[WORK REQUEST]
Copy out all of the lines below exactly; the pictures do not belong in the copy.
━━━━━━
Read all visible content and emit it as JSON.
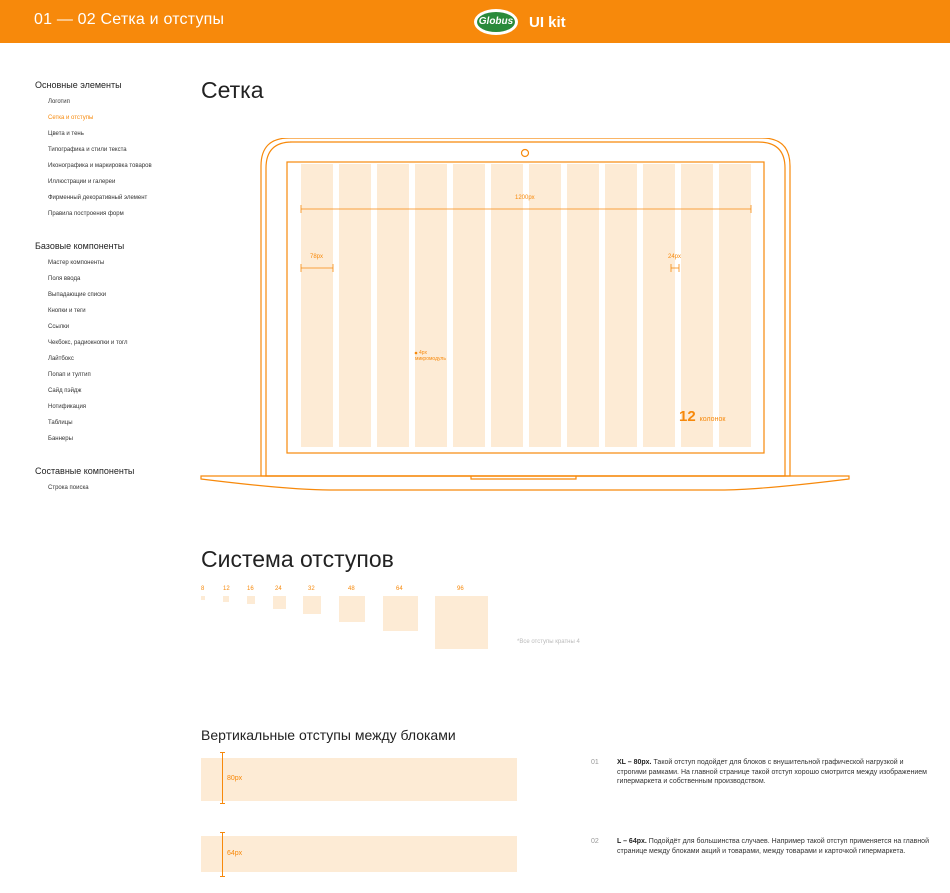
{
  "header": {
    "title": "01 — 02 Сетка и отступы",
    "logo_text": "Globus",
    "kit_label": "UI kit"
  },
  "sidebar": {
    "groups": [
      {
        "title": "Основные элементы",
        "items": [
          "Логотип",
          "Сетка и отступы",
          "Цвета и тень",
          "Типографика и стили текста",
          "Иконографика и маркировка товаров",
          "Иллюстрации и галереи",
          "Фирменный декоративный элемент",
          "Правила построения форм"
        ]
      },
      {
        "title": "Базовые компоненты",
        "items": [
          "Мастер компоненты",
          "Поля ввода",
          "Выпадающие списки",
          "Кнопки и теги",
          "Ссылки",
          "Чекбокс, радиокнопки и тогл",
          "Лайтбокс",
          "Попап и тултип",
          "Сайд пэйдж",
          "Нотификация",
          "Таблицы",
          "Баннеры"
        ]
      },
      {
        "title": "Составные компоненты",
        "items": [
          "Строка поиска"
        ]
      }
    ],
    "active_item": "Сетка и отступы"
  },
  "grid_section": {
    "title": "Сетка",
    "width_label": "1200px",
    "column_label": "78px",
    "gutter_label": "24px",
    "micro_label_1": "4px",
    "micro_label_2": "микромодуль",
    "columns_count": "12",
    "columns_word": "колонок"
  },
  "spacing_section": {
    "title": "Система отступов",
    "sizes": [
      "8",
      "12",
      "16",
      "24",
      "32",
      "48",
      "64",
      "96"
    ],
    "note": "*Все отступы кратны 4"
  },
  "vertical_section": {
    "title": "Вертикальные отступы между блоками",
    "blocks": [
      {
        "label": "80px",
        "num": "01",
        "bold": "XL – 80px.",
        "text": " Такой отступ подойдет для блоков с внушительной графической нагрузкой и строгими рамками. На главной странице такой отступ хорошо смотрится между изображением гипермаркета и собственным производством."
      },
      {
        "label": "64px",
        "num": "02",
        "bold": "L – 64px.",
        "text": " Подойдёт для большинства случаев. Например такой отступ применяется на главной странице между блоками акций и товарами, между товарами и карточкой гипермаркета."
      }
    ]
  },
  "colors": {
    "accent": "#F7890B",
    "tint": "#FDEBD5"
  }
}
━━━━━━
[EXERCISE ANSWER]
Read all visible content and emit it as JSON.
{
  "header": {
    "title": "01 — 02 Сетка и отступы",
    "logo_text": "Globus",
    "kit_label": "UI kit"
  },
  "sidebar": {
    "groups": [
      {
        "title": "Основные элементы",
        "items": [
          "Логотип",
          "Сетка и отступы",
          "Цвета и тень",
          "Типографика и стили текста",
          "Иконографика и маркировка товаров",
          "Иллюстрации и галереи",
          "Фирменный декоративный элемент",
          "Правила построения форм"
        ]
      },
      {
        "title": "Базовые компоненты",
        "items": [
          "Мастер компоненты",
          "Поля ввода",
          "Выпадающие списки",
          "Кнопки и теги",
          "Ссылки",
          "Чекбокс, радиокнопки и тогл",
          "Лайтбокс",
          "Попап и тултип",
          "Сайд пэйдж",
          "Нотификация",
          "Таблицы",
          "Баннеры"
        ]
      },
      {
        "title": "Составные компоненты",
        "items": [
          "Строка поиска"
        ]
      }
    ],
    "active_item": "Сетка и отступы"
  },
  "grid_section": {
    "title": "Сетка",
    "width_label": "1200px",
    "column_label": "78px",
    "gutter_label": "24px",
    "micro_label_1": "4px",
    "micro_label_2": "микромодуль",
    "columns_count": "12",
    "columns_word": "колонок"
  },
  "spacing_section": {
    "title": "Система отступов",
    "sizes": [
      "8",
      "12",
      "16",
      "24",
      "32",
      "48",
      "64",
      "96"
    ],
    "note": "*Все отступы кратны 4"
  },
  "vertical_section": {
    "title": "Вертикальные отступы между блоками",
    "blocks": [
      {
        "label": "80px",
        "num": "01",
        "bold": "XL – 80px.",
        "text": " Такой отступ подойдет для блоков с внушительной графической нагрузкой и строгими рамками. На главной странице такой отступ хорошо смотрится между изображением гипермаркета и собственным производством."
      },
      {
        "label": "64px",
        "num": "02",
        "bold": "L – 64px.",
        "text": " Подойдёт для большинства случаев. Например такой отступ применяется на главной странице между блоками акций и товарами, между товарами и карточкой гипермаркета."
      }
    ]
  },
  "colors": {
    "accent": "#F7890B",
    "tint": "#FDEBD5"
  }
}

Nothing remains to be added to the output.